Keep only the lines of the listing that include the word "this", and copy them.
*** Begin section ***
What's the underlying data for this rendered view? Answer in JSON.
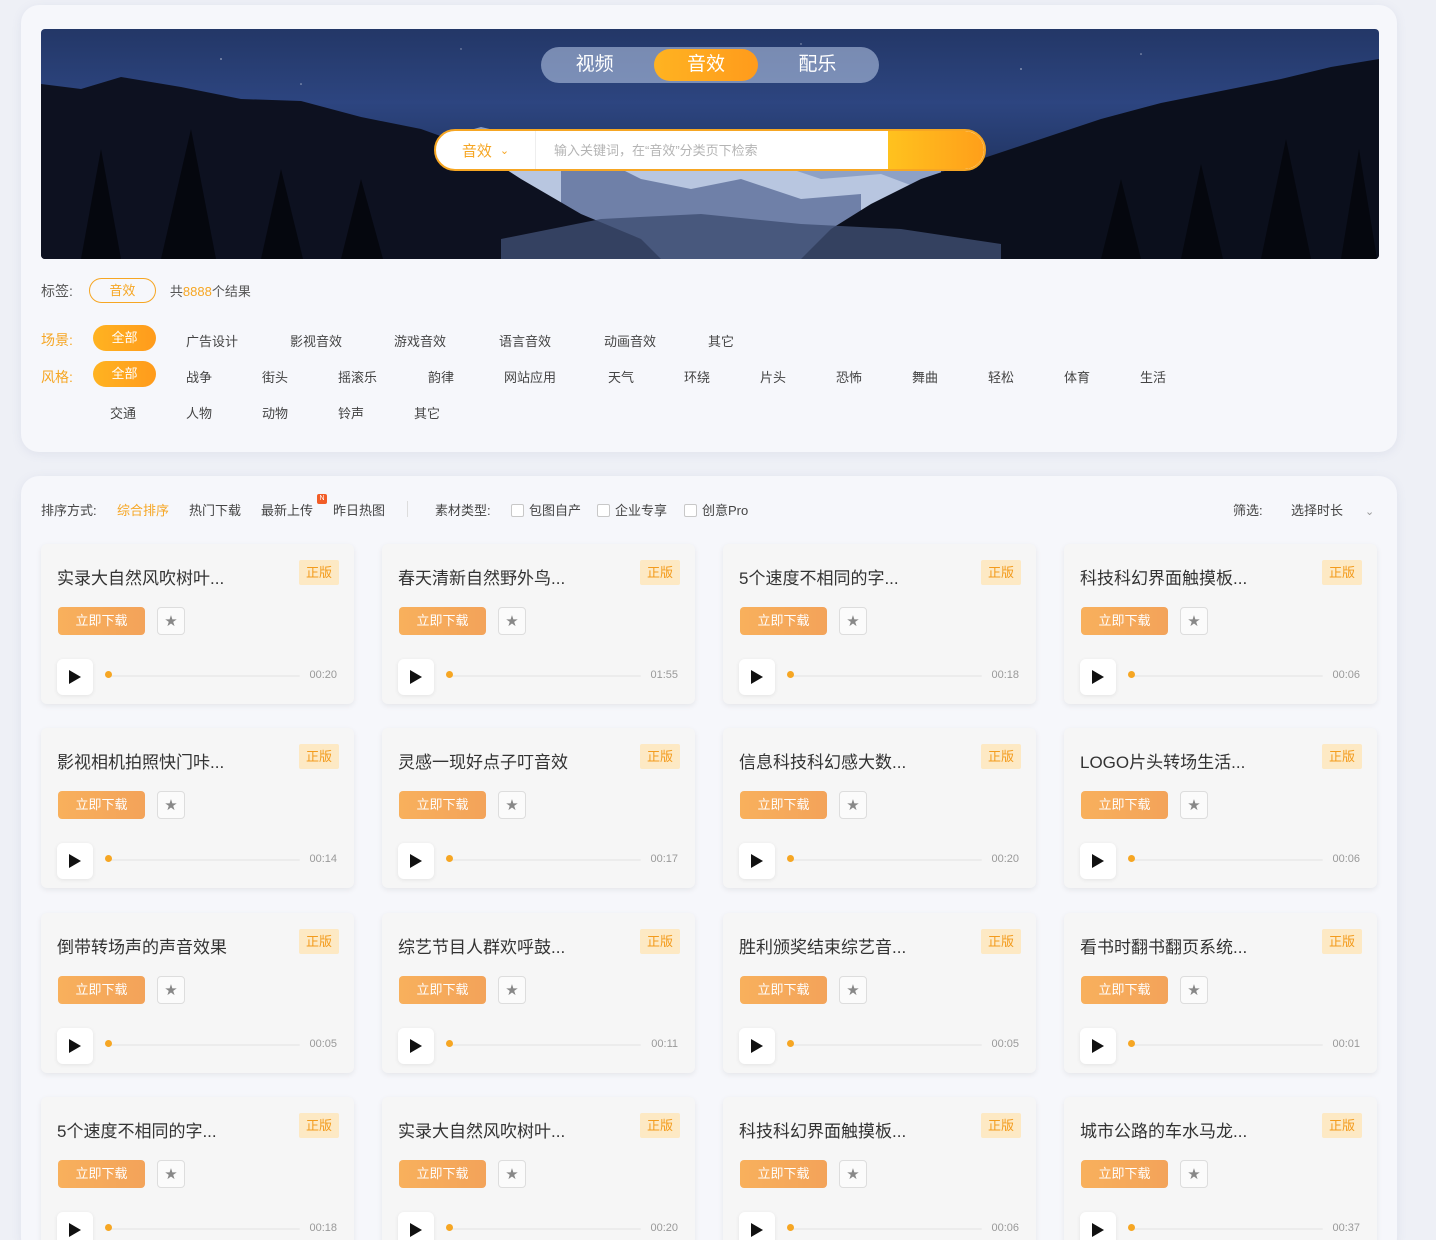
{
  "header": {
    "tabs": [
      {
        "label": "视频",
        "active": false
      },
      {
        "label": "音效",
        "active": true
      },
      {
        "label": "配乐",
        "active": false
      }
    ],
    "search": {
      "category": "音效",
      "placeholder": "输入关键词，在“音效”分类页下检索"
    }
  },
  "tags": {
    "label": "标签:",
    "active_tag": "音效",
    "result_prefix": "共",
    "result_count": "8888",
    "result_suffix": "个结果"
  },
  "filters": {
    "scene": {
      "label": "场景:",
      "options": [
        "全部",
        "广告设计",
        "影视音效",
        "游戏音效",
        "语言音效",
        "动画音效",
        "其它"
      ]
    },
    "style": {
      "label": "风格:",
      "options": [
        "全部",
        "战争",
        "街头",
        "摇滚乐",
        "韵律",
        "网站应用",
        "天气",
        "环绕",
        "片头",
        "恐怖",
        "舞曲",
        "轻松",
        "体育",
        "生活",
        "交通",
        "人物",
        "动物",
        "铃声",
        "其它"
      ]
    }
  },
  "sortbar": {
    "label": "排序方式:",
    "options": [
      "综合排序",
      "热门下载",
      "最新上传",
      "昨日热图"
    ],
    "new_badge": "N",
    "material_label": "素材类型:",
    "material_types": [
      "包图自产",
      "企业专享",
      "创意Pro"
    ],
    "filter_label": "筛选:",
    "duration_select": "选择时长"
  },
  "card_common": {
    "badge": "正版",
    "download": "立即下载"
  },
  "cards": [
    {
      "title": "实录大自然风吹树叶...",
      "duration": "00:20"
    },
    {
      "title": "春天清新自然野外鸟...",
      "duration": "01:55"
    },
    {
      "title": "5个速度不相同的字...",
      "duration": "00:18"
    },
    {
      "title": "科技科幻界面触摸板...",
      "duration": "00:06"
    },
    {
      "title": "影视相机拍照快门咔...",
      "duration": "00:14"
    },
    {
      "title": "灵感一现好点子叮音效",
      "duration": "00:17"
    },
    {
      "title": "信息科技科幻感大数...",
      "duration": "00:20"
    },
    {
      "title": "LOGO片头转场生活...",
      "duration": "00:06"
    },
    {
      "title": "倒带转场声的声音效果",
      "duration": "00:05"
    },
    {
      "title": "综艺节目人群欢呼鼓...",
      "duration": "00:11"
    },
    {
      "title": "胜利颁奖结束综艺音...",
      "duration": "00:05"
    },
    {
      "title": "看书时翻书翻页系统...",
      "duration": "00:01"
    },
    {
      "title": "5个速度不相同的字...",
      "duration": "00:18"
    },
    {
      "title": "实录大自然风吹树叶...",
      "duration": "00:20"
    },
    {
      "title": "科技科幻界面触摸板...",
      "duration": "00:06"
    },
    {
      "title": "城市公路的车水马龙...",
      "duration": "00:37"
    }
  ],
  "colors": {
    "accent": "#f6a623",
    "badge_bg": "#fde9c4",
    "page_bg": "#eef0f6"
  }
}
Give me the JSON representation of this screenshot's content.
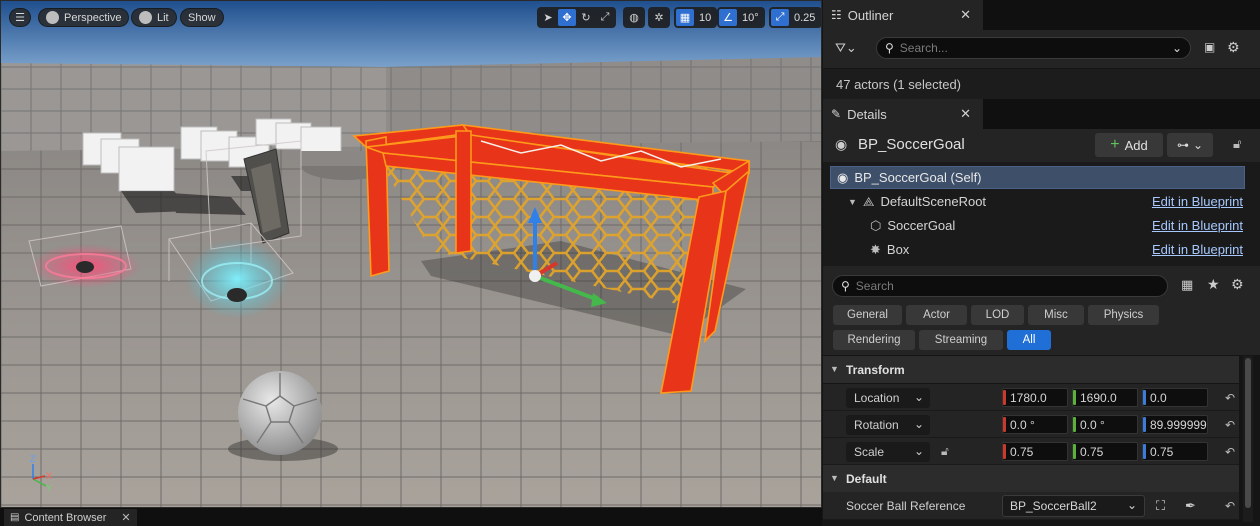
{
  "viewport": {
    "view_mode": "Perspective",
    "lit_label": "Lit",
    "show_label": "Show",
    "grid_snap": "10",
    "rotation_snap": "10°",
    "scale_snap": "0.25"
  },
  "statusbar": {
    "content_browser_tab": "Content Browser"
  },
  "outliner": {
    "tab_title": "Outliner",
    "search_placeholder": "Search...",
    "status": "47 actors (1 selected)"
  },
  "details": {
    "tab_title": "Details",
    "actor_name": "BP_SoccerGoal",
    "add_label": "Add",
    "components": [
      {
        "label": "BP_SoccerGoal (Self)",
        "link": ""
      },
      {
        "label": "DefaultSceneRoot",
        "link": "Edit in Blueprint"
      },
      {
        "label": "SoccerGoal",
        "link": "Edit in Blueprint"
      },
      {
        "label": "Box",
        "link": "Edit in Blueprint"
      }
    ],
    "search_placeholder": "Search",
    "categories": [
      "General",
      "Actor",
      "LOD",
      "Misc",
      "Physics",
      "Rendering",
      "Streaming",
      "All"
    ],
    "active_category": "All",
    "transform": {
      "header": "Transform",
      "location": {
        "label": "Location",
        "x": "1780.0",
        "y": "1690.0",
        "z": "0.0"
      },
      "rotation": {
        "label": "Rotation",
        "x": "0.0 °",
        "y": "0.0 °",
        "z": "89.999999"
      },
      "scale": {
        "label": "Scale",
        "x": "0.75",
        "y": "0.75",
        "z": "0.75"
      }
    },
    "default_group": {
      "header": "Default",
      "soccer_ball_reference_label": "Soccer Ball Reference",
      "soccer_ball_reference_value": "BP_SoccerBall2"
    }
  },
  "colors": {
    "accent": "#1f6fd6",
    "goal_frame": "#e8351a",
    "goal_net": "#e0a020",
    "selection_outline": "#ff9a1a"
  }
}
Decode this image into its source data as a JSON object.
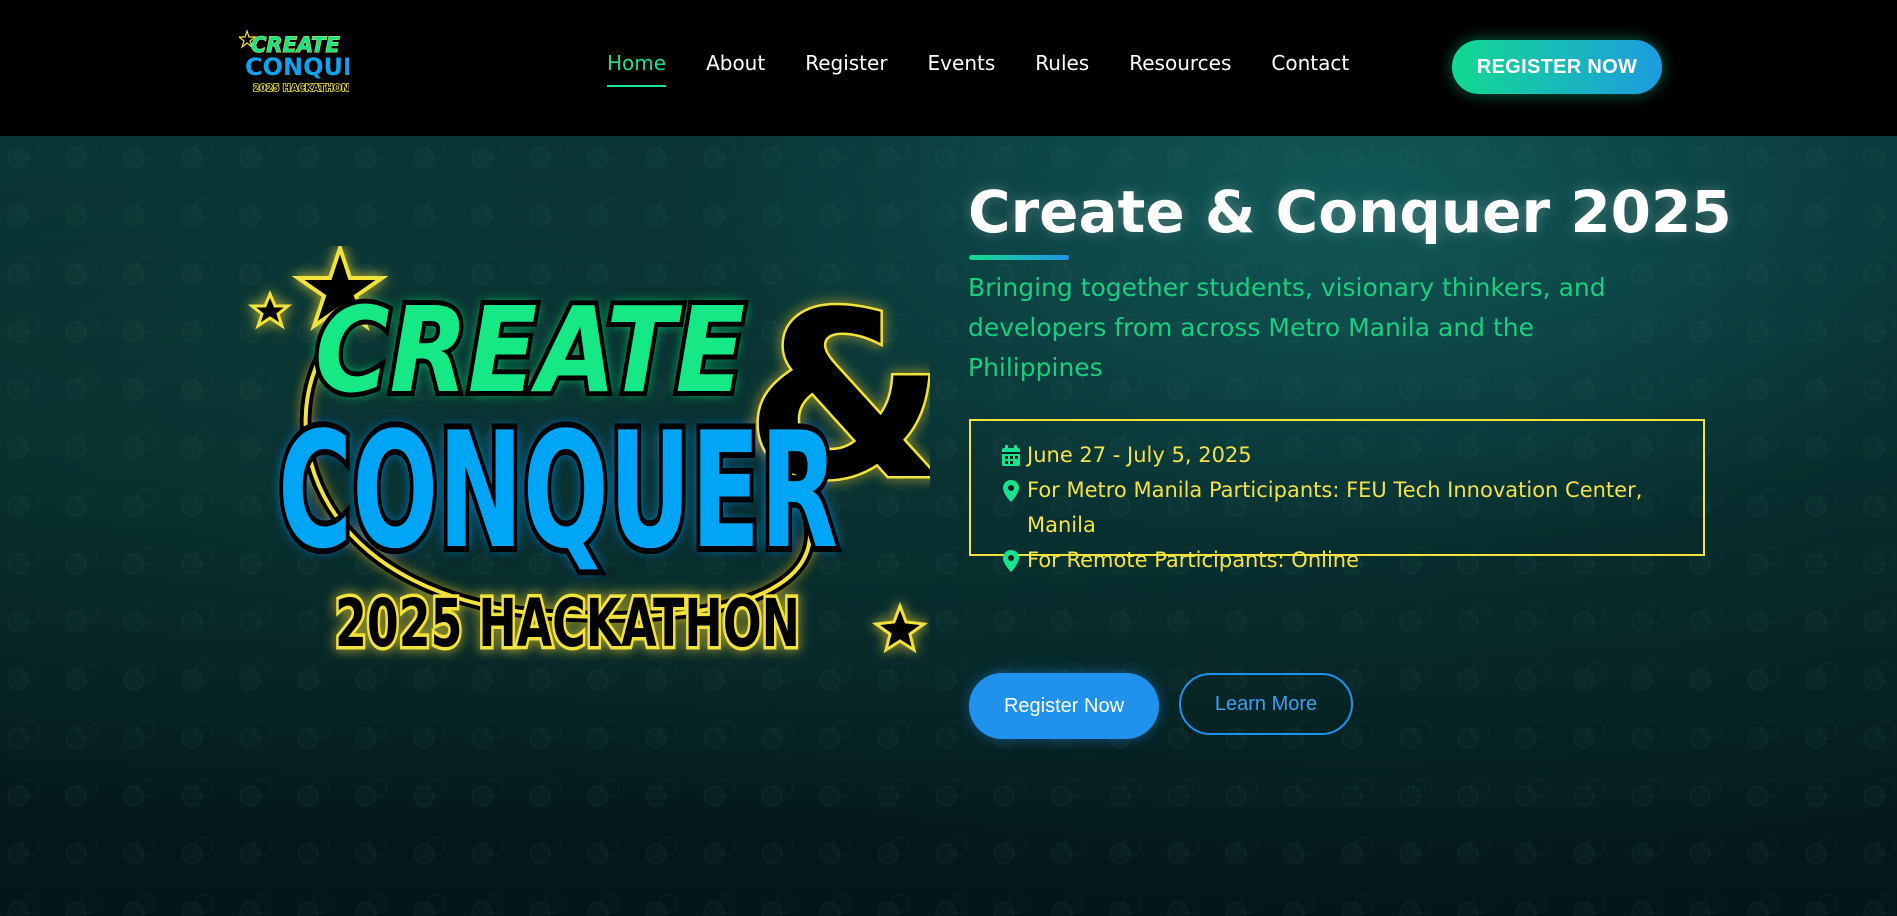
{
  "colors": {
    "accent_green": "#17e38e",
    "accent_blue": "#2191ee",
    "info_yellow": "#f2e23c",
    "header_bg": "#000000"
  },
  "header": {
    "logo_icon": "create-and-conquer-logo",
    "logo_text": {
      "line1": "CREATE",
      "line2": "CONQUER",
      "line3": "2025 HACKATHON"
    },
    "nav": [
      {
        "label": "Home",
        "active": true
      },
      {
        "label": "About",
        "active": false
      },
      {
        "label": "Register",
        "active": false
      },
      {
        "label": "Events",
        "active": false
      },
      {
        "label": "Rules",
        "active": false
      },
      {
        "label": "Resources",
        "active": false
      },
      {
        "label": "Contact",
        "active": false
      }
    ],
    "cta_label": "REGISTER NOW"
  },
  "hero": {
    "logo_icon": "create-and-conquer-hackathon-logo",
    "logo_text": {
      "line1": "CREATE",
      "ampersand": "&",
      "line2": "CONQUER",
      "line3": "2025 HACKATHON"
    },
    "title": "Create & Conquer 2025",
    "subtitle": "Bringing together students, visionary thinkers, and developers from across Metro Manila and the Philippines",
    "info": [
      {
        "icon": "calendar-icon",
        "text": "June 27 - July 5, 2025"
      },
      {
        "icon": "map-pin-icon",
        "text": "For Metro Manila Participants: FEU Tech Innovation Center, Manila"
      },
      {
        "icon": "map-pin-icon",
        "text": "For Remote Participants: Online"
      }
    ],
    "primary_button": "Register Now",
    "secondary_button": "Learn More"
  }
}
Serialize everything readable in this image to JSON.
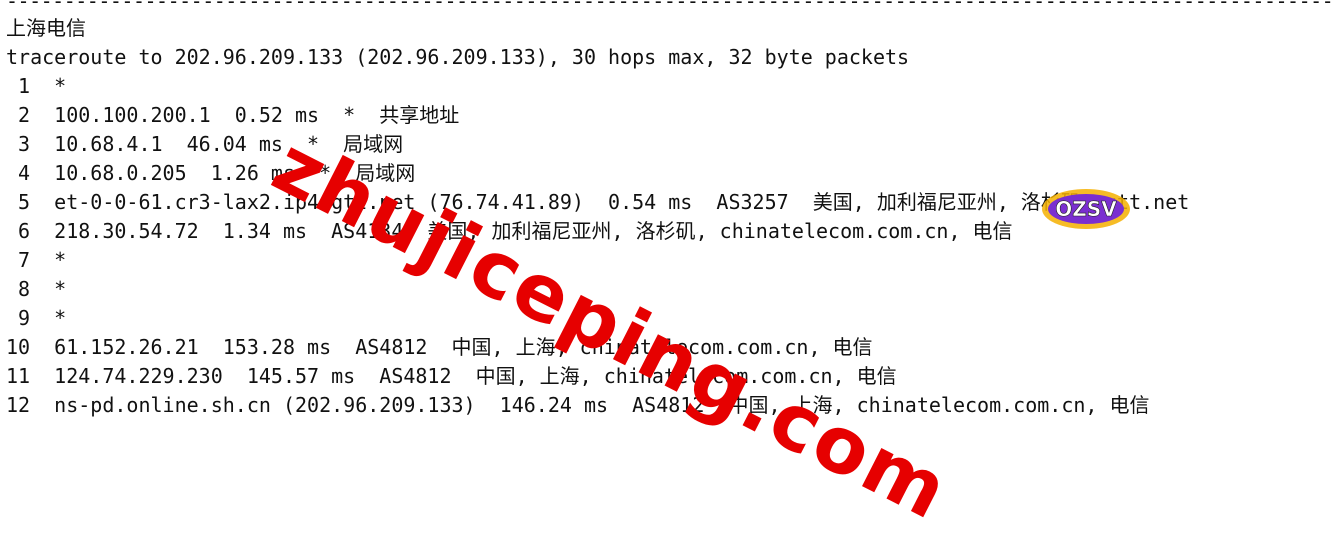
{
  "separator": "--------------------------------------------------------------------------------------------------------------------",
  "region_title": "上海电信",
  "traceroute_header": "traceroute to 202.96.209.133 (202.96.209.133), 30 hops max, 32 byte packets",
  "hops": [
    " 1  *",
    " 2  100.100.200.1  0.52 ms  *  共享地址",
    " 3  10.68.4.1  46.04 ms  *  局域网",
    " 4  10.68.0.205  1.26 ms  *  局域网",
    " 5  et-0-0-61.cr3-lax2.ip4.gtt.net (76.74.41.89)  0.54 ms  AS3257  美国, 加利福尼亚州, 洛杉矶, gtt.net",
    " 6  218.30.54.72  1.34 ms  AS4134  美国, 加利福尼亚州, 洛杉矶, chinatelecom.com.cn, 电信",
    " 7  *",
    " 8  *",
    " 9  *",
    "10  61.152.26.21  153.28 ms  AS4812  中国, 上海, chinatelecom.com.cn, 电信",
    "11  124.74.229.230  145.57 ms  AS4812  中国, 上海, chinatelecom.com.cn, 电信",
    "12  ns-pd.online.sh.cn (202.96.209.133)  146.24 ms  AS4812  中国, 上海, chinatelecom.com.cn, 电信"
  ],
  "watermark_text": "zhujiceping.com",
  "logo_text": "OZSV",
  "colors": {
    "watermark": "#e60000",
    "text": "#111111",
    "background": "#ffffff"
  }
}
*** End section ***
# PROBLEM SOLUTION
What's the underlying data for this rendered view? Answer in JSON.
Give me the JSON representation of this screenshot's content.
Decode this image into its source data as a JSON object.
Serialize everything readable in this image to JSON.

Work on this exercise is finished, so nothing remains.